In a greatly anticipated Supreme Court oral decision delivered on Wednesday, August 10, the Honorable Chief Justice of Belize, Kenneth Benjamin, ruled that section 53 of the Criminal Code, which outlaws homosexual relations, is inconsistent with the Constitution of Belize.
His decision, which has been applauded by the LGBT and human rights community in Belize in court and outside, came in the constitutional case brought by Caleb Orozco in July 2010. Orozco, a gay man, is the Executive Director of the United Belize Advocacy Movement (UNIBAM), a policy and advocacy human rights NGO working to advance rights, protection, and enforcement for LGBT persons, which is also an interested party in the case.
After court, Orozco said that it “is a proud day with a history-making judgment for Belize, the country which I am proud to call home. Our courts are there to protect us all. In striking down Section 53, we have reaffirmed ourselves—consistent with the Belize Constitution—as a society built on dignity and respect for all.”
Orozco and UNIBAM argued that section 53 of the Criminal Code violates his constitutional rights, and that of many other Belizeans, to human dignity, privacy and equality before the law because it criminalizes sexual intimacy between consenting adults, even in private.
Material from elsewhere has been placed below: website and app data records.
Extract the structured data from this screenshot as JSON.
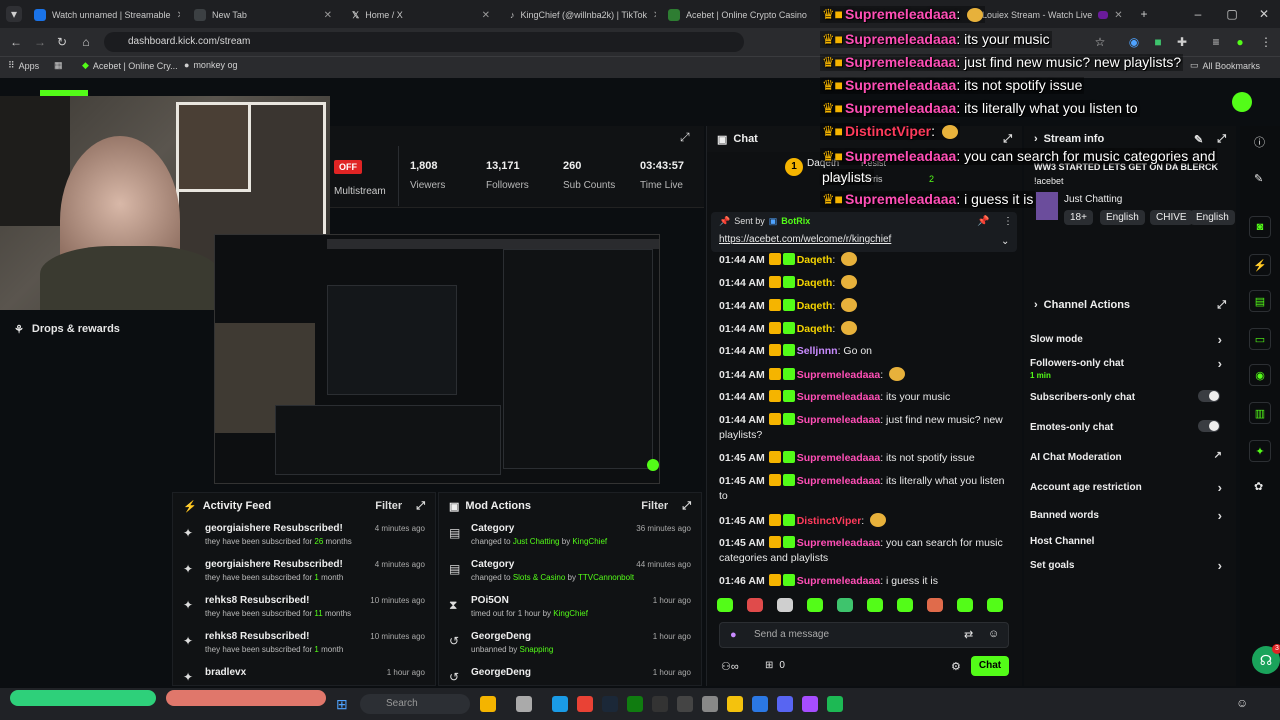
{
  "browser": {
    "tabs": [
      {
        "label": "Watch unnamed | Streamable",
        "color": "#1a73e8"
      },
      {
        "label": "New Tab",
        "color": "#3c4043"
      },
      {
        "label": "Home / X",
        "color": "#000000"
      },
      {
        "label": "KingChief (@willnba2k) | TikTok",
        "color": "#111111"
      },
      {
        "label": "Acebet | Online Crypto Casino",
        "color": "#2e7d32"
      },
      {
        "label": "Louiex Stream - Watch Live",
        "color": "#6a1b9a"
      }
    ],
    "url": "dashboard.kick.com/stream",
    "bookmarks": [
      "Apps",
      "Acebet | Online Cry...",
      "monkey og"
    ],
    "all_bookmarks": "All Bookmarks"
  },
  "left": {
    "drops_label": "Drops & rewards"
  },
  "stats": {
    "status": "OFF",
    "multistream": "Multistream",
    "items": [
      {
        "value": "1,808",
        "label": "Viewers"
      },
      {
        "value": "13,171",
        "label": "Followers"
      },
      {
        "value": "260",
        "label": "Sub Counts"
      },
      {
        "value": "03:43:57",
        "label": "Time Live"
      }
    ]
  },
  "activity": {
    "title": "Activity Feed",
    "filter": "Filter",
    "items": [
      {
        "name": "georgiaishere Resubscribed!",
        "pre": "they have been subscribed for ",
        "hl": "26",
        "post": " months",
        "time": "4 minutes ago"
      },
      {
        "name": "georgiaishere Resubscribed!",
        "pre": "they have been subscribed for ",
        "hl": "1",
        "post": " month",
        "time": "4 minutes ago"
      },
      {
        "name": "rehks8 Resubscribed!",
        "pre": "they have been subscribed for ",
        "hl": "11",
        "post": " months",
        "time": "10 minutes ago"
      },
      {
        "name": "rehks8 Resubscribed!",
        "pre": "they have been subscribed for ",
        "hl": "1",
        "post": " month",
        "time": "10 minutes ago"
      },
      {
        "name": "bradlevx",
        "pre": "",
        "hl": "",
        "post": "",
        "time": "1 hour ago"
      }
    ]
  },
  "mod": {
    "title": "Mod Actions",
    "filter": "Filter",
    "items": [
      {
        "name": "Category",
        "pre": "changed to ",
        "hl": "Just Chatting",
        "mid": " by ",
        "hl2": "KingChief",
        "time": "36 minutes ago"
      },
      {
        "name": "Category",
        "pre": "changed to ",
        "hl": "Slots & Casino",
        "mid": " by ",
        "hl2": "TTVCannonbolt",
        "time": "44 minutes ago"
      },
      {
        "name": "POi5ON",
        "pre": "timed out for 1 hour by ",
        "hl": "",
        "mid": "",
        "hl2": "KingChief",
        "time": "1 hour ago"
      },
      {
        "name": "GeorgeDeng",
        "pre": "unbanned by ",
        "hl": "",
        "mid": "",
        "hl2": "Snapping",
        "time": "1 hour ago"
      },
      {
        "name": "GeorgeDeng",
        "pre": "",
        "hl": "",
        "mid": "",
        "hl2": "",
        "time": "1 hour ago"
      }
    ]
  },
  "chat": {
    "title": "Chat",
    "pinned_by_prefix": "Sent by",
    "pinned_by": "BotRix",
    "pinned_link": "https://acebet.com/welcome/r/kingchief",
    "top_user": "Daqeth",
    "top_user2": "MathewHarris",
    "top_count": "2",
    "resist": "Resist",
    "messages": [
      {
        "time": "01:44 AM",
        "user": "Daqeth",
        "color": "#f5d400",
        "text": ""
      },
      {
        "time": "01:44 AM",
        "user": "Daqeth",
        "color": "#f5d400",
        "text": ""
      },
      {
        "time": "01:44 AM",
        "user": "Daqeth",
        "color": "#f5d400",
        "text": ""
      },
      {
        "time": "01:44 AM",
        "user": "Daqeth",
        "color": "#f5d400",
        "text": ""
      },
      {
        "time": "01:44 AM",
        "user": "Selljnnn",
        "color": "#c98bff",
        "text": "Go on"
      },
      {
        "time": "01:44 AM",
        "user": "Supremeleadaaa",
        "color": "#ff4fb6",
        "text": ""
      },
      {
        "time": "01:44 AM",
        "user": "Supremeleadaaa",
        "color": "#ff4fb6",
        "text": "its your music"
      },
      {
        "time": "01:44 AM",
        "user": "Supremeleadaaa",
        "color": "#ff4fb6",
        "text": "just find new music? new playlists?"
      },
      {
        "time": "01:45 AM",
        "user": "Supremeleadaaa",
        "color": "#ff4fb6",
        "text": "its not spotify issue"
      },
      {
        "time": "01:45 AM",
        "user": "Supremeleadaaa",
        "color": "#ff4fb6",
        "text": "its literally what you listen to"
      },
      {
        "time": "01:45 AM",
        "user": "DistinctViper",
        "color": "#ff3b5c",
        "text": ""
      },
      {
        "time": "01:45 AM",
        "user": "Supremeleadaaa",
        "color": "#ff4fb6",
        "text": "you can search for music categories and playlists"
      },
      {
        "time": "01:46 AM",
        "user": "Supremeleadaaa",
        "color": "#ff4fb6",
        "text": "i guess it is"
      }
    ],
    "input_placeholder": "Send a message",
    "footer_count": "0",
    "send_label": "Chat"
  },
  "overlay": {
    "lines": [
      {
        "user": "Supremeleadaaa",
        "text": ""
      },
      {
        "user": "Supremeleadaaa",
        "text": "its your music"
      },
      {
        "user": "Supremeleadaaa",
        "text": "just find new music? new playlists?"
      },
      {
        "user": "Supremeleadaaa",
        "text": "its not spotify issue"
      },
      {
        "user": "Supremeleadaaa",
        "text": "its literally what you listen to"
      },
      {
        "user": "DistinctViper",
        "text": ""
      },
      {
        "user": "Supremeleadaaa",
        "text": "you can search for music categories and"
      },
      {
        "user": "",
        "text": "playlists"
      },
      {
        "user": "Supremeleadaaa",
        "text": "i guess it is"
      }
    ]
  },
  "stream_info": {
    "title": "Stream info",
    "stream_title": "WW3 STARTED LETS GET ON DA BLERCK",
    "sub": "!acebet",
    "category": "Just Chatting",
    "tags": [
      "18+",
      "English",
      "CHIVE",
      "English"
    ]
  },
  "channel_actions": {
    "title": "Channel Actions",
    "items": [
      {
        "label": "Slow mode",
        "type": "chev",
        "sub": ""
      },
      {
        "label": "Followers-only chat",
        "type": "chev",
        "sub": "1 min"
      },
      {
        "label": "Subscribers-only chat",
        "type": "toggle",
        "sub": ""
      },
      {
        "label": "Emotes-only chat",
        "type": "toggle",
        "sub": ""
      },
      {
        "label": "AI Chat Moderation",
        "type": "ext",
        "sub": ""
      },
      {
        "label": "Account age restriction",
        "type": "chev",
        "sub": ""
      },
      {
        "label": "Banned words",
        "type": "chev",
        "sub": ""
      },
      {
        "label": "Host Channel",
        "type": "none",
        "sub": ""
      },
      {
        "label": "Set goals",
        "type": "chev",
        "sub": ""
      }
    ]
  },
  "taskbar": {
    "search": "Search",
    "notif_count": "3"
  }
}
Section 53 makes “carnal intercourse against the order of nature’, which includes anal sex, a crime punishable by up to 10 years imprisonment.
In a groundbreaking decision, the Chief Justice ruled that Orozco has legal standing to bring his claim and did not need to show that he was being actually prosecuted under S. 53 to bring a claim, and that the very existence of the law made him an “un-apprehended felon”. The Court also stated that it could not shirk its responsibility in interpreting whether any law is consistent or not with the Constitution and therefore could not simply abdicate its power to the legislature.
Orozco prevailed on all points of his claim. The Chief Justice decided that section 53 is inconsistent with the Constitution of Belize because it violates the right to human dignity, privacy, freedom of expression and non-discrimination and equality before the law and equal protection of the law. The Court then ‘read down’ S. 53 of the Criminal Code to exclude consensual sexual acts between adults in private.”
The Chief Justice also ruled that the definition of “sex” in S. 16 (3) of the Constitution of Belize includes ‘sexual orientation’, which is consistent with Belize’s international obligations.
After court, President of UNIBAM Simone Hill stated that “this case is an important part of the march forward in Belize and the Caribbean towards dignity and respect for the human rights of all. Decisions throughout Caribbean history that have had advanced human rights have not been decisions arrived at easily or quickly.”
Laura Tucker-Longsworth, chairperson of National AIDS Commission of Belize, says that “section 53 as a national issue because it has implications for HIV prevention and care. Education is key for creating meaningful change in our society.”
Mrs. Kim Simplis Barrow, the Special Envoy for Women and Children said “It’s a great day for Belize, it’s a great day for human rights; one step closer to dignity and the respect we all deserve.
Belizean indigenous leader and environmentalist Cristina Coc of Maya Leaders Alliance, and awardee of the prestigious Equator prize in December 2015, welcomes the decision today. She commented “We are equally responsible to ensure STATE Accountability to protect the human rights of ALL and not SOME! Therefore, all laws, policies and actions must be consistent with the CONSTITUTION. The Issue of non-discrimination must not be overlooked. No one person, group or community should be discriminated against because of the color of his or her skin, his or her choice of religious belief, his or her ethnicity, or his or her sexual orientation. It is our duty to give effect to and reinforce the highest law of Belize – the CONSTITUTION.”
Westmin James, one of the lawyers and member of the Faculty of Law UWI Rights Advocacy Project (U-RAP), which helped to launch the case said: “This decision is a brave step in the recognition of the human rights of all persons in Belize and will go a long way in promoting the human rights and equality of all LGBT persons in the Caribbean.”
“We salute Caleb Orozco’s bold claim to be recognized as equally Belizean. We also want to praise the University of the West Indies Faculty of Law Rights Advocacy Project (U-RAP) and the several pro bono lawyers in the case,” added Dane Lewis, Chair, CariFLAGS, in the UNIBAM/U-RAP release.
However, some were not pleased by the ruling. The President of the National Evangelical Association of Belize, Pastor Lance Lewis, said Christians must resist the coming changes to the society.
Jamaican gay rights advocate and lawyer, Maurice Tomlinson who is leading the challenge against the Jamaican Law hailed the decision as, “a victory for the Caribbean”.